Could you return every line of the records below that contains the word "lain"?

▶ **Entries from a dataset of interfaces**:
Segment Open

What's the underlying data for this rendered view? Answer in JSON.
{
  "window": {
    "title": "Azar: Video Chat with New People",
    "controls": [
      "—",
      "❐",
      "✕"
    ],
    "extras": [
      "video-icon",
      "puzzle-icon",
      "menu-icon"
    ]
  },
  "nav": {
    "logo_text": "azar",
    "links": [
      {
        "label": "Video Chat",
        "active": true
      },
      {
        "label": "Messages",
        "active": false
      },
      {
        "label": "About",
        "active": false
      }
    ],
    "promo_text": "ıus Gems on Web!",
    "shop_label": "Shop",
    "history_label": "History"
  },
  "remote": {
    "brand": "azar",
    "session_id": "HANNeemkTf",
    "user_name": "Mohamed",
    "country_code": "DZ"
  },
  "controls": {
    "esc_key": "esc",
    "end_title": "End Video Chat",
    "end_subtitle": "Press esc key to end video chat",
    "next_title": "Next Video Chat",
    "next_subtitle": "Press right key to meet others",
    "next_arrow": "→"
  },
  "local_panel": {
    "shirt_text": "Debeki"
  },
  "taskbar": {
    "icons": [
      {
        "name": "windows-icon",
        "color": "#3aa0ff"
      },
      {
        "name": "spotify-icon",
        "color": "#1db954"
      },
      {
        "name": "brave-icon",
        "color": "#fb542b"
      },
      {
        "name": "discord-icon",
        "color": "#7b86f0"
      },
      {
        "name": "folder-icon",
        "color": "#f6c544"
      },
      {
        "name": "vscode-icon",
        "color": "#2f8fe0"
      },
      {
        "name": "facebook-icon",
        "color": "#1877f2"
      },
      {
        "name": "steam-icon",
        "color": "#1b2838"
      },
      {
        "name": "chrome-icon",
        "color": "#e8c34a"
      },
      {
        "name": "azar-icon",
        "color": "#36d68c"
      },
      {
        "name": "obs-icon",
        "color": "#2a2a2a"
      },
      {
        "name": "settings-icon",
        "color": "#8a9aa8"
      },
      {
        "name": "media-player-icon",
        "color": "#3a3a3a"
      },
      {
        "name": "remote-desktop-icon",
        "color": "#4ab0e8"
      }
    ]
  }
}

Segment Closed
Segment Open

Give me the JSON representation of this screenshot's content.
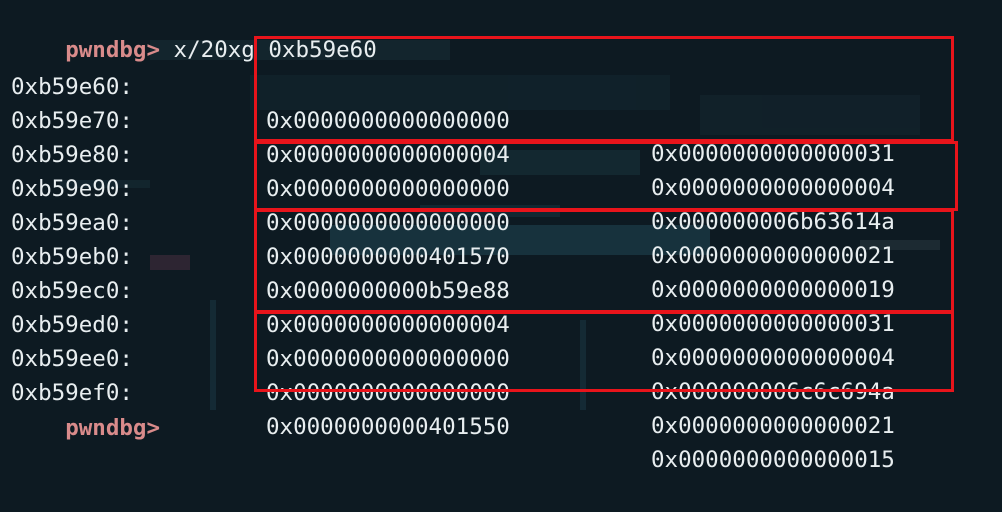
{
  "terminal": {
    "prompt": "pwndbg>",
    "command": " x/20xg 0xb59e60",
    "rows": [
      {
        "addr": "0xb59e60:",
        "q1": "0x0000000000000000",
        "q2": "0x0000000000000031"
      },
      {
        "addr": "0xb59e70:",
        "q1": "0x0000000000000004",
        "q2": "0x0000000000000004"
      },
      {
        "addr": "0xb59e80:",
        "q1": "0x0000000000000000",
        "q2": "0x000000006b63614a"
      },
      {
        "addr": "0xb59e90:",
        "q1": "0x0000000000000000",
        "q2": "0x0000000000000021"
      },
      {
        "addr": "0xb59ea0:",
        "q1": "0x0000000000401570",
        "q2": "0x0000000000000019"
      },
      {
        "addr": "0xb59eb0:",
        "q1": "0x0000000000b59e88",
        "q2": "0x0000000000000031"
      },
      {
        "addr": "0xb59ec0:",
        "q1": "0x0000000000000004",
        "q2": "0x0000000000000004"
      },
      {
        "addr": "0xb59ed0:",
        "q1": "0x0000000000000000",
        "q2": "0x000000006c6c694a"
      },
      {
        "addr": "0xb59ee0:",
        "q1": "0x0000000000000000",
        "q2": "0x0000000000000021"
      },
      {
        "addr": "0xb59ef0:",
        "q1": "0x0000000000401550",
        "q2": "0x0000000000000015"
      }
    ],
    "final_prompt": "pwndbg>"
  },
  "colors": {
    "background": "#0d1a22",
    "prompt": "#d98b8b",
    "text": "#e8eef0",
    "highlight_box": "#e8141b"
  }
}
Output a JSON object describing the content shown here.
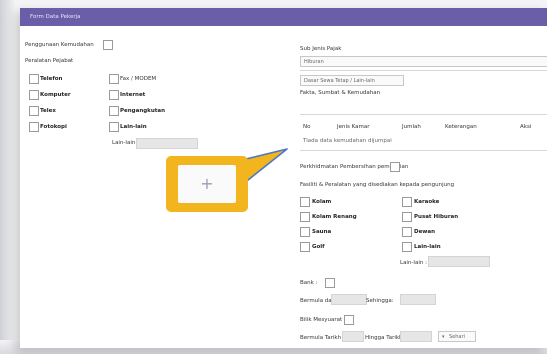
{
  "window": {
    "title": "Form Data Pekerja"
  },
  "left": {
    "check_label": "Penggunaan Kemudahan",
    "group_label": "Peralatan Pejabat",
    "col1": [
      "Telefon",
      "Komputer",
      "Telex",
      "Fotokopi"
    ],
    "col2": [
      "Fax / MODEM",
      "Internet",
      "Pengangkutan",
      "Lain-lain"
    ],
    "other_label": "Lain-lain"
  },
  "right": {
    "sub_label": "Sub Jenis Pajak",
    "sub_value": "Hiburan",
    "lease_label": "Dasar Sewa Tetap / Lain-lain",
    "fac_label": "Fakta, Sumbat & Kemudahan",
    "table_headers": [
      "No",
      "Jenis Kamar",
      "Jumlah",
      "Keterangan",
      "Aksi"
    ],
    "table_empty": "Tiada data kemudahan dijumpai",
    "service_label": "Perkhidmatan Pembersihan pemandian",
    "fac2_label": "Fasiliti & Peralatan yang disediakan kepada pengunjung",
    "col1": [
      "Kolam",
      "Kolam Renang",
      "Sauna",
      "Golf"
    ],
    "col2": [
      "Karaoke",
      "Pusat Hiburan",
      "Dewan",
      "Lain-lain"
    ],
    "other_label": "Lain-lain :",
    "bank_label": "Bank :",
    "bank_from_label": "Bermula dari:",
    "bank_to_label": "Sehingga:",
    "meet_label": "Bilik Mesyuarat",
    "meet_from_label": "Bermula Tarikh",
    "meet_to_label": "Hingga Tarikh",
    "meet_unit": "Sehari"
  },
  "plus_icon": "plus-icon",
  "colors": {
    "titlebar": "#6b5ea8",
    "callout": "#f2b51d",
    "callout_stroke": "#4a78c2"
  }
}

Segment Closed

▶ **Result for this task**:
      "Lain-lain"
    "other_label": "Lain-lain"
    "lease_label": "Dasar Sewa Tetap / Lain-lain",
      "Lain-lain"
    "other_label": "Lain-lain :",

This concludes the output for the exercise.